## DATASET EXCERPTS

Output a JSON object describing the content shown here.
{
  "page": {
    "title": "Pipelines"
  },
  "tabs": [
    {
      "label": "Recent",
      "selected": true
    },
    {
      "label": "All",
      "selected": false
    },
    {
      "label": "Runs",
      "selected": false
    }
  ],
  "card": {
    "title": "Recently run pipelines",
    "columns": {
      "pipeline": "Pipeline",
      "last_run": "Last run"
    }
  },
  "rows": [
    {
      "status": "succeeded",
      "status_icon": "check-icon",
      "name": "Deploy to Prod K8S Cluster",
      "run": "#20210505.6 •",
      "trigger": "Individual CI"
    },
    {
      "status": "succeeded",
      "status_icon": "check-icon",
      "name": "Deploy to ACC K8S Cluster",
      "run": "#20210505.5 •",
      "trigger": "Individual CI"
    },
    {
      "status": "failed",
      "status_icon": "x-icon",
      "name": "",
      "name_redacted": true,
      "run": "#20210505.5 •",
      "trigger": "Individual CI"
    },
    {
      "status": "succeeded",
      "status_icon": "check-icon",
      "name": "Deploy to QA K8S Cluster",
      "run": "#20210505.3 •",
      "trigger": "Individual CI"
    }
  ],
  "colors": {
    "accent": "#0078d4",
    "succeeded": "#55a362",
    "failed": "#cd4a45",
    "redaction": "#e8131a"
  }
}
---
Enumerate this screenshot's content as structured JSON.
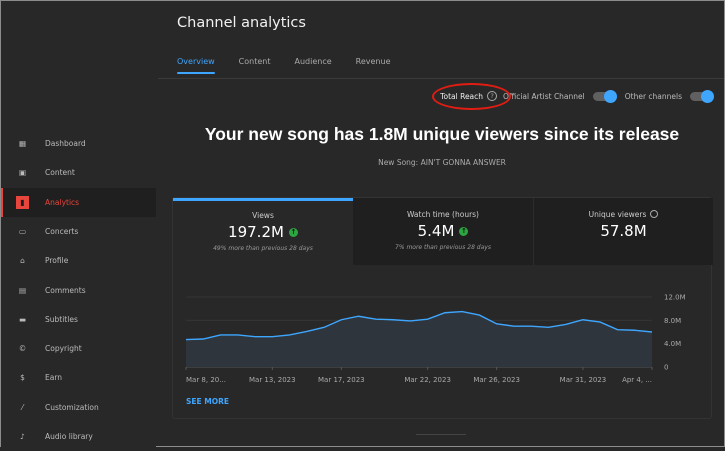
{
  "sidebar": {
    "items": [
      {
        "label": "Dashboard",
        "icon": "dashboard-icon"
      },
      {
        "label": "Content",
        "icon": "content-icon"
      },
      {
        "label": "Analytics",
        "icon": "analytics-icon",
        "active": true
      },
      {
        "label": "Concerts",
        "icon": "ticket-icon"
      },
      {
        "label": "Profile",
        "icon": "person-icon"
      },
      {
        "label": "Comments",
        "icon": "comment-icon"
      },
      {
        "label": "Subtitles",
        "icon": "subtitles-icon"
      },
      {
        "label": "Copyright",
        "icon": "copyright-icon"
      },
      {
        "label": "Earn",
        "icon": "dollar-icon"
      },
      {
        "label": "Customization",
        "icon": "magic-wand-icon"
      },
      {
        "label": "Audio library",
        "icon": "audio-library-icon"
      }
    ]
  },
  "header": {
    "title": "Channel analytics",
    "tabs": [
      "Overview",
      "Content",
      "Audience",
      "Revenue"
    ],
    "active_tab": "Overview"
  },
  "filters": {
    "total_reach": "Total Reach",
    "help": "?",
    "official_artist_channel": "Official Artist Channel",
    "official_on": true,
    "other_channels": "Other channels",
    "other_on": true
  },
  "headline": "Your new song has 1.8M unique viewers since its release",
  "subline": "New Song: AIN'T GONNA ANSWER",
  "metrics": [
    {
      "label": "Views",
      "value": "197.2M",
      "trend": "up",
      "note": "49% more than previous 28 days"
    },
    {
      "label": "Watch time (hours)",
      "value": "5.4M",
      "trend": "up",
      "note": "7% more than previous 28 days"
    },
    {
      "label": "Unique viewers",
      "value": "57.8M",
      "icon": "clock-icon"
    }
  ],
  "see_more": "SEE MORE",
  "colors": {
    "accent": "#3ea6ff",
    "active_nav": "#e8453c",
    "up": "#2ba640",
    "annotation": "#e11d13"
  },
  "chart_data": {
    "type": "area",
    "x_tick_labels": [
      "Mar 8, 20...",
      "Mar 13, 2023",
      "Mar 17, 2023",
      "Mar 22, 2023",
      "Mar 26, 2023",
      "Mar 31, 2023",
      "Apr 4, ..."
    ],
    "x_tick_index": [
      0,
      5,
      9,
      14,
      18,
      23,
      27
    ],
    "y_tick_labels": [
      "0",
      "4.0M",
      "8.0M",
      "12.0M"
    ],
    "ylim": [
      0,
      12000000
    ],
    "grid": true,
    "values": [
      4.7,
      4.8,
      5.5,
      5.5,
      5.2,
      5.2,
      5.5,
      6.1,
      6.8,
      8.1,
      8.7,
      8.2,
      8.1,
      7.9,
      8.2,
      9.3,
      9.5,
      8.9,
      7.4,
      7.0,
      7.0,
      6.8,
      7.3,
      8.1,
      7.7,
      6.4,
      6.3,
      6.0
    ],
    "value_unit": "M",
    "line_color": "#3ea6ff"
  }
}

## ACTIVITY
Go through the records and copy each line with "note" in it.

## SOLUTION TO THIS EXERCISE
      "note": "49% more than previous 28 days"
      "note": "7% more than previous 28 days"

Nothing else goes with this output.